Coverage – a coating will not perform if there is not complete coverage of all functional areas of a component. DECC ensures coverage two ways: visual inspection and a measurement of the coating’s thickness. Visually, the substrate must not be visible thru the coating. Thickness is measured using a Fischerscope or a beta backscatter depending on the substrate. The thickness must be at a minimum of what is required per the coating’s product data sheet.

Cure – we talked about the importance of cure and full film properties in a previous blog post. If a coating is not fully cured, it will not exhibit all of its intended performance characteristics. To check if a coating is properly cured, we will wipe the coated surface a designated number of times with a solvent, such as MEK. Once complete, there should be no transfer of the coating to the wipe.

An X cut is made on a component prior to the quality tape being applied to check adhesion

Cross Hatch – we also talked about the need for a quality surface prep method in a previous post, which is essential for proper coating adhesion. If the coating doesn’t stick to the substrate, it will fail. To check for proper adhesion, we perform a cross hatch test. This entails basically cutting the coating in a pattern or grid per the applicable coating specification. Once all the cuts are made, a piece of tape is placed over the top of the cross hatch and then slowly peeled off. If the coating has been applied correctly, there should be little to no coating on the tape.
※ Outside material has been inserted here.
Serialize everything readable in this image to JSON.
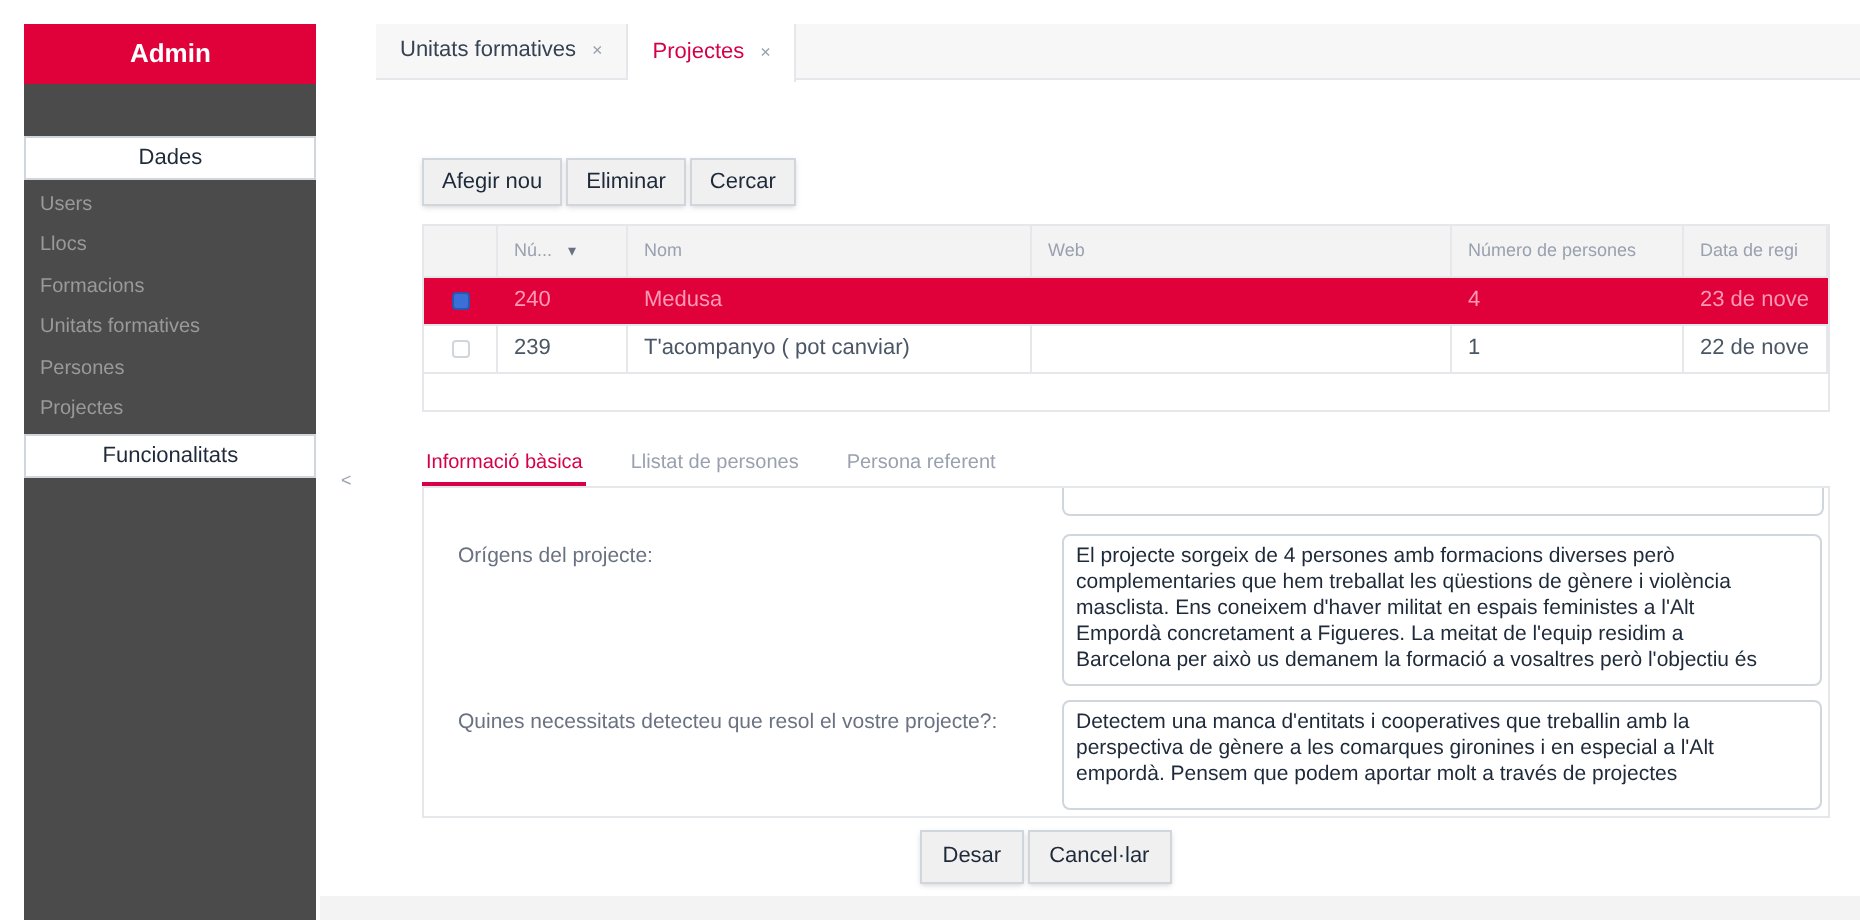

If we have done our job correctly, the coating should pass the above three tests. And if it does, it should display the performance characteristics for which it was designed. However, as we like to say, each application is different and each environment a component operates in is unique…the best way to verify performance is to test a part after it is coated.

Do you have a part performance issue that may be solved with functional coating?


Contact Us

If so, be sure to contact us. We can apply a variety of coatings to ensure you have the right solution for your particular challenge.

Contact Us

Related Articles



How a Rack-Spray Process Audits Your Parts

Utilizing a rack-spray coating application for your components as opposed to a dip-spin method has...

Coating Information, Quality Information

HVLP Spray vs Electrostatic Spray

As an exclusively rack-spray applicator, DECC utilizes two types of spray guns to...

Coating Information

The Importance of Fixture Design

Probably one of the most overlooked, or misunderstood, aspects of applying coating via...

Coating Information